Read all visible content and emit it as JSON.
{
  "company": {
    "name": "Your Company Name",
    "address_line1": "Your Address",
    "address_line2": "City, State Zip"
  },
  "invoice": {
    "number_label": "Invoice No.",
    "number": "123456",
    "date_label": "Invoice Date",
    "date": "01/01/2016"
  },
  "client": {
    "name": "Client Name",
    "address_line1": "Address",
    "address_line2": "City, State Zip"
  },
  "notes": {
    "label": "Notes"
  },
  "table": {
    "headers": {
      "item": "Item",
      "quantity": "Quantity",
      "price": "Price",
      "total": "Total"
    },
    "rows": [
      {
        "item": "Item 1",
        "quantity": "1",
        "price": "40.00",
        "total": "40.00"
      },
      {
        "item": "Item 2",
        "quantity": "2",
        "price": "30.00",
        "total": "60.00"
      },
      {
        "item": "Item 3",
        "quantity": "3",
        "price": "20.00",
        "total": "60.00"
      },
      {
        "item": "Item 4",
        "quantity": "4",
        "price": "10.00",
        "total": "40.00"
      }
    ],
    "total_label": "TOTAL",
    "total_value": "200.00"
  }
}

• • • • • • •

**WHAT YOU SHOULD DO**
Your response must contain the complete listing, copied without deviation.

**FINISHED EXERCISE**
Read all visible content and emit it as JSON.
{
  "company": {
    "name": "Your Company Name",
    "address_line1": "Your Address",
    "address_line2": "City, State Zip"
  },
  "invoice": {
    "number_label": "Invoice No.",
    "number": "123456",
    "date_label": "Invoice Date",
    "date": "01/01/2016"
  },
  "client": {
    "name": "Client Name",
    "address_line1": "Address",
    "address_line2": "City, State Zip"
  },
  "notes": {
    "label": "Notes"
  },
  "table": {
    "headers": {
      "item": "Item",
      "quantity": "Quantity",
      "price": "Price",
      "total": "Total"
    },
    "rows": [
      {
        "item": "Item 1",
        "quantity": "1",
        "price": "40.00",
        "total": "40.00"
      },
      {
        "item": "Item 2",
        "quantity": "2",
        "price": "30.00",
        "total": "60.00"
      },
      {
        "item": "Item 3",
        "quantity": "3",
        "price": "20.00",
        "total": "60.00"
      },
      {
        "item": "Item 4",
        "quantity": "4",
        "price": "10.00",
        "total": "40.00"
      }
    ],
    "total_label": "TOTAL",
    "total_value": "200.00"
  }
}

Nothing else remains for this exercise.